New Research on the Link Between Aging and Obesity
Author: Riley Pearce
Director of Social Media
Aging may be an inevitable part of life, but the rate at which we age biologically is somewhat within our control. How we move, what we eat, and the quality of our sleep can all either help or hinder our biological aging.
A recent study out of Concordia University has found that obesity could be a main driver for faster biological aging.
The lead researcher actually started the project after noticing that young children were being diagnosed with adult-onset diseases like high blood pressure, high cholesterol, and type 2 diabetes.
The research team reviewed over 200 studies that report the effects of obesity on the body from the cellular level up to the full systemic, bodily function level. Aside from the obvious, that obesity leads to premature death, the researchers found a number of other observations that were able to confirm their theory that obesity mirrors aging.

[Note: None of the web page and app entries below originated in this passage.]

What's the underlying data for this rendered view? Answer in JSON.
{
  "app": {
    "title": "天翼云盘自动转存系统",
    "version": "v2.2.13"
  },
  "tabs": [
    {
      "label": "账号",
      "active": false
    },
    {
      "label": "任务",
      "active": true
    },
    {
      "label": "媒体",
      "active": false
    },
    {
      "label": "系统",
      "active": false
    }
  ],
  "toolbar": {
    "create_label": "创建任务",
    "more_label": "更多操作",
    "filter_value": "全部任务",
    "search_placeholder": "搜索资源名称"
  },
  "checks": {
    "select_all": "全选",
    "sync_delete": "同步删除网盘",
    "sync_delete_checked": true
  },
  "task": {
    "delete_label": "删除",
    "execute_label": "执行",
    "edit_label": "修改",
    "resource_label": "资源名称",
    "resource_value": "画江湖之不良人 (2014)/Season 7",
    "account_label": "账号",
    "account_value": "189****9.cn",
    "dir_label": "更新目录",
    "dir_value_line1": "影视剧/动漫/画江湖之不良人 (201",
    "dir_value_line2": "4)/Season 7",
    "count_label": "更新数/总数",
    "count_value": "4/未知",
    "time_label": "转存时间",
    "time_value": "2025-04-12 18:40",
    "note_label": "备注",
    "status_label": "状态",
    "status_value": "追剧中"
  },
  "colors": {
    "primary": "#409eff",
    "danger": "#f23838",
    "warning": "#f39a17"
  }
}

There are a number of signs of aging. On the cellular level, our genes have a cap known as telomeres. Telomeres, in recent years, have been found to be a good indicator of health on the cellular level. The longer the telomeres, the healthier the cells, whereas the shorter the telomeres, the less healthy that individual likely is.
In obese patients, they found that their telomere length was up to 25% shorter than the control patients. This means that no matter how old you are chronologically, if someone is obese, their biological age will be much older.
The researchers also found that obesity mirrors aging in the areas of cognitive decline, mobility, and blood pressure.
Going beyond the cells, obesity puts individuals at a higher risk of developing certain diseases because not only does it age the cells of the body, but also the systems. More specifically, obesity will age the immune system, making an individual less resilient to pathogens.
The stress that the extra weight puts on the systems of the body requires the body to work very hard. This is potentially why obesity mirrors aging at this level. Think about driving a car. If you drive your car just a few kilometers every day, the car will last longer and won’t get run down so quickly. Now if you take that same car and drive it 100’s of kilometers every day, the chances of that car breaking down increase exponentially.
Our bodies are very good at keeping us alive. They will do whatever it takes, even if it means over-exhausting resources just to keep up moving every day. It is already very clear to us as a society that obesity is a health risk we all need to be aware of. With this new research it becomes even more apparent that we need systems in place to lower the rates of obesity within our society so that our communities can live longer lives.